I like to use org-mode in Emacs; it is rather well described by its slogan, ‘your life in plain text’.
When I am working in Emacs, which is quite often, my key bindings allow me to very easily take notes and add tasks to my agenda using org-capture, and then switch back to what I was doing.
The following configuration allows me to access the same functionality quickly from outside Emacs.

I run i3 as window manager but like to use some applications from the KDE suite, such as KOrganizer, for their maturity and customizability.
Without further configuration, however, the font sizes in such applications are odd and no icons appear.
It turns out this is due to a new feature in Qt5: the application theme is not set globally but inferred from the environment.
An effective workaround is to use qt5ct.
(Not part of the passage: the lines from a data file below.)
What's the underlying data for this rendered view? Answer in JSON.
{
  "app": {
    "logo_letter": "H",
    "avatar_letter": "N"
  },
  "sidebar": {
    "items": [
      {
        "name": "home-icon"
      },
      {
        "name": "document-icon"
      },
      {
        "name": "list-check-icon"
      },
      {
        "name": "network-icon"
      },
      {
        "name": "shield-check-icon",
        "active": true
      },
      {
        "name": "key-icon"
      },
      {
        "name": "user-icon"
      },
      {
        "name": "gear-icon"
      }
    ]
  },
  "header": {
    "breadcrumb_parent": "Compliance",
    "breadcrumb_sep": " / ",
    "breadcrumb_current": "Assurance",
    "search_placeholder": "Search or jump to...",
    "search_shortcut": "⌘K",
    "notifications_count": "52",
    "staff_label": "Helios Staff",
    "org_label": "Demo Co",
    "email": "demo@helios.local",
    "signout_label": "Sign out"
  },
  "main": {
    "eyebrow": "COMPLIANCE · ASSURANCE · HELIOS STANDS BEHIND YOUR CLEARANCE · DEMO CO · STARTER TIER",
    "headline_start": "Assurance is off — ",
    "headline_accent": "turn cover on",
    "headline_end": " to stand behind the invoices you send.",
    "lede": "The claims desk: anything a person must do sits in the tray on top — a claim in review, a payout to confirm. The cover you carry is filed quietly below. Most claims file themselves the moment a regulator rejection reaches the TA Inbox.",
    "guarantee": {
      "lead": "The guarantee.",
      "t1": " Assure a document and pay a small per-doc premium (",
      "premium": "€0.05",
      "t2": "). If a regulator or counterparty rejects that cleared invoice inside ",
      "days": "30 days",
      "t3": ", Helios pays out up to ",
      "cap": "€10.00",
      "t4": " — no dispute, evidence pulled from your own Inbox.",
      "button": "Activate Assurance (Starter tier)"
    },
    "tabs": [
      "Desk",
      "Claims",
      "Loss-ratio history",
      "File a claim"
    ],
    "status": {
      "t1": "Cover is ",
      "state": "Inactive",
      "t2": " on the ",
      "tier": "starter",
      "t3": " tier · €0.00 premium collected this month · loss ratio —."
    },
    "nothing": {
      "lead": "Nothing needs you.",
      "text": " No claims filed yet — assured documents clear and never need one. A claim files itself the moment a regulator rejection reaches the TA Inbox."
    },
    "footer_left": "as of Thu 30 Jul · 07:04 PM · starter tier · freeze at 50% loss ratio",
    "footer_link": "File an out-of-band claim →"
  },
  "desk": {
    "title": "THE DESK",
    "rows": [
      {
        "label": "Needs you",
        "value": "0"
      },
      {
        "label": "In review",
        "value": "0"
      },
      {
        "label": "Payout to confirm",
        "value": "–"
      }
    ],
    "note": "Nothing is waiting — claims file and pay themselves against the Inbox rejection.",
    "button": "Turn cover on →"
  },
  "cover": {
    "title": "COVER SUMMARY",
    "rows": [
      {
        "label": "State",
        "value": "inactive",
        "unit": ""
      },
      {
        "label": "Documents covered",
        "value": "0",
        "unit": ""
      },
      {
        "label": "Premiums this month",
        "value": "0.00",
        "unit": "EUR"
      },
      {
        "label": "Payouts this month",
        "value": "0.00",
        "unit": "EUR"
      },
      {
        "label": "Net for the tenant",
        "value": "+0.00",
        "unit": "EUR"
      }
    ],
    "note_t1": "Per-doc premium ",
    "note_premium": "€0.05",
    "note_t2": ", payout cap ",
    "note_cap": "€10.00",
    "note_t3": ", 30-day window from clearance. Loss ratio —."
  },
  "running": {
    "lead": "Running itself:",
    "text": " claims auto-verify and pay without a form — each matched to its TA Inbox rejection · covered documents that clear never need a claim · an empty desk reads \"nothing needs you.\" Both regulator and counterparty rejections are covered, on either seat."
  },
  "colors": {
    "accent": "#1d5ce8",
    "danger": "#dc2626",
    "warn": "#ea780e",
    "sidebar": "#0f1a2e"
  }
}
Some agencies insist on sending HTML email without including a decent
plain text version under multipart/alternative. To users of mutt
or other email clients that do not include a browser, this presents a
small problem. One can automatically pipe the HTML through a
text-based browser such as elinks, but for some HTML emails the
result is hard to navigate and this approach does not suffice.

There are some symbolic calculations in infinite-dimensional Hilbert
spaces that can still be done entirely in Mathematica. Assume one has
an operator whose infinite-dimensional matrix in some basis vanishes
outside some finite number of off-diagonals, and assume there is a closed
expression for the corresponding entries: then, polynomial equations
in such matrices can be simplified analytically in Mathematica.

The trick is to work with finite-size matrices (sufficiently large to
accomodate the finite band width) with symbolic entries, whose
'middle' column represents an arbitrary column of our polynomial
equation. Since everything is symbolic and all nonzero entries can be
accounted for by finiteness of the band width, this allows for
analytic equation solving in Mathematica.

At work our team runs Monte Carlo simulations of rather high-dimensional (900 complex dimensions) integrals over spaces of matrices. The actual simulation code running on the cluster is written in C++ and uses the Eigen library for various internal constructions. Data analysis is done in Python using Pandas and NumPy.

Bridging the two languages is easy since the C++ code outputs the simulation results in the HDF5 format, which is well supported by various Python libraries, including Pandas.

When we develop new features for the simulation, however, it is useful to debug by testing simple cases and sending the output directly to the command line. This brings me to a minor impracticality: the Eigen output is not directly readable by NumPy, so the debug output cannot easily be inspected using the existing analysis code.

When installing Gentoo on a Thinkpad X1 Extreme, I ran into some small trouble with the drivers for the integrated Intel graphics chip. Under Linux 4.14 the integrated graphics (Intel UHD Graphics 630 Mobile) were only supported by the i915 kernel module with the i915.alpha_support=yes option on the kernel command line. With this setup I ran into intermittent graphics glitches (blank / non-refreshing windows), and the wiki recommended switching to Linux 4.18 for non-alpha support. However, it turns out an additional step is needed.

In Dwarf Fortress, it may be desirable to restrict most of your civilian dwarves to specific burrows, e.g. to prevent your dwarves seeing the sunlight or to meet outside Fun. However, if you still want resources from outside to come in, such as wood or gathered plants, there is a slight catch with a workaround.

The EBGaramond LaTeX package is pretty neat, but is sadly missing a mathematics font companion. There’s ebgaramond-maths, but it has fixed font sizes and the spacing doesn’t seem right. One could use a completely non-garamond font for the maths, but that leads to disturbing artefacts. There are options for those using other engines than pdfLaTeX, but this leads to a loss of microtype functionality. Here’s an easy alternative.

I wanted a customizable <save-entry> command in mutt, in order to easily store my students’ homework PDFs in the appropriate folder, under the appropriate filename.

To implement this, I resorted to a nested macro. A macro definition in muttrc can itself contain <enter-command>macro (...), which is a nice way to create macros with customizable functionality.